 The trial court held that the burden was on the state to show that good cause existed for failing to bring the defendant to trial within the sixty-day period. And here, again, the state's attorney disagrees with the court. He contends that the burden was on the defendant to make the showing. His argument is that it is presumed that public officers perform their duties, and that anyone asserting to the contrary has the burden of showing that the duty was not performed. The presumption undoubtedly obtains where nothing to the contrary appears; that is to say, where there is nothing in the record to show whether or not the officer performed his duty, the presumption is that he did so perform it. State v. Clay, 100 Wn. 417, 171 P. 241. But the case here presented is the antithesis of this. The record on its face shows that some officer failed in the performance of his duty. It being a failure which can be excused only for good cause, obviously it seems to us the burden of showing such good cause is on the party apparently guilty of the failure.
 The trial court did not deny to the state the right to show good cause for the failure to bring the defendant to trial within the period of sixty days after the information was filed, but, on the contrary, permitted the state to make, and the state attempted to make, such a showing. The court held, however, that the showing made was insufficient, and whether it was so or not, is the final question involved. The state's showing was indeed meager. A deputy from the sheriff's office was called, and, pertaining to the inquiry here involved, gave the following testimony:

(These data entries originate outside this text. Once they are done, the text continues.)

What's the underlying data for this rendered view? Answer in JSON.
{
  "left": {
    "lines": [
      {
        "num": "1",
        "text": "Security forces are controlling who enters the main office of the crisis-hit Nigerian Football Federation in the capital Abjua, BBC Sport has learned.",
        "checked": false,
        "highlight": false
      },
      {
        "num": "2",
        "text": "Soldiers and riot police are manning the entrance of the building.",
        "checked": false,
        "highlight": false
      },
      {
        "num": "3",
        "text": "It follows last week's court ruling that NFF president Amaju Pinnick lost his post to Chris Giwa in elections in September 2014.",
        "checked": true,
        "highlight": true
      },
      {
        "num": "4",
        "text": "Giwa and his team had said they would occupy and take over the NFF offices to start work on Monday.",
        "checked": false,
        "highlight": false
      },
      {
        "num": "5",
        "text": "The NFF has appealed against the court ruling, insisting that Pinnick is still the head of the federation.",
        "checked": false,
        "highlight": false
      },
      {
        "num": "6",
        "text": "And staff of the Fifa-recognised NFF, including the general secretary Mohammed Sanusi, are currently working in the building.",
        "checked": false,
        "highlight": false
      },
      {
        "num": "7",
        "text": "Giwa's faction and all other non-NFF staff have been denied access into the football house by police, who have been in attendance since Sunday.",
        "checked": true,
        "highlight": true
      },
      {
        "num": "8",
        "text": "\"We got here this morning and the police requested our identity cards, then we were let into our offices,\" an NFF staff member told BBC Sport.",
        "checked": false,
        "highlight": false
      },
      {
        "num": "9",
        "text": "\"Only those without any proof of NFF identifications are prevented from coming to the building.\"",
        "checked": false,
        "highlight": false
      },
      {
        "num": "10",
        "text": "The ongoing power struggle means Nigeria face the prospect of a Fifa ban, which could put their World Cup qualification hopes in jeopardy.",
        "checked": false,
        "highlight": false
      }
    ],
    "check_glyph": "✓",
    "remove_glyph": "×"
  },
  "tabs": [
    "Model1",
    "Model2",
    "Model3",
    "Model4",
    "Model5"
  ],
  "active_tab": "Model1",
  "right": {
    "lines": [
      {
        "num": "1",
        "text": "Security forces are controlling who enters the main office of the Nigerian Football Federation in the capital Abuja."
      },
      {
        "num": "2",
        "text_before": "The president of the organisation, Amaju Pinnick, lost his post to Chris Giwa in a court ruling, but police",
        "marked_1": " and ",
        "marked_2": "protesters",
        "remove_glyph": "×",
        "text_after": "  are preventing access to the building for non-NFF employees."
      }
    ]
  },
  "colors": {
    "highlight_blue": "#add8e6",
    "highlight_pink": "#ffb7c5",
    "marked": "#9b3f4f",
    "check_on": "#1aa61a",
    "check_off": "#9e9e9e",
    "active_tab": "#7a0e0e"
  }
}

"Q. Did you receive a warrant for the arrest of one David Lester, on or about the 28th day of April, 1930? A. The sheriff's office received such a warrant, yes. Q. When? A. I have not the original warrant with me, but I presume on the 28th, — on the day it was issued. I have a copy of the warrant, but not the original. Q. After receiving that warrant, Mr. McIntosh, what did the sheriff's office do towards apprehending this defendant? A. I believe that Deputy Cobain collected the information that the defendant was presumed to be in Pierce county and I wrote a letter to the sheriff's office of Pierce county, sending the sheriff a copy of the warrant, dated April 29th. Q. That was immediately after receiving the warrant? A. The following day, or the same day, one or the other. Q. Did you receive any communication from the sheriff in Pierce county? A. Received no reply from the sheriff in Pierce county at all and on July 17th, I wrote a second letter, just before the apprehension of the defendant. Q. Then when, Mr. McIntosh, was this defendant arrested? A. I cannot give you the date of the arrest, a few days ago."
We agree with the trial court in its holding that this was not a showing of good cause for the delay in making the arrest. It was incumbent upon the sheriff to make a reasonable effort to apprehend the defendant within the statutory period, and here it can hardly be said there was any such effort at all. The sheriff's office force seem to have believed that the defendant had departed from the county of Grays Harbor, and acted on the belief without making any search for him within that county, yet, as the sheriff's return shows, he was later found and arrested therein. There being no showing that the defendant fled from justice, concealed himself, or committed any act to avoid arrest, it cannot be said that the trial of the cause was delayed by any act of his own, and, if the statute is to be given effect as written, there was no error committed in dismissing the information.
The judgment is affirmed.
BEALS, MILLARD, and BEELER, JJ., concur.
TOLMAN, C.J., dissents.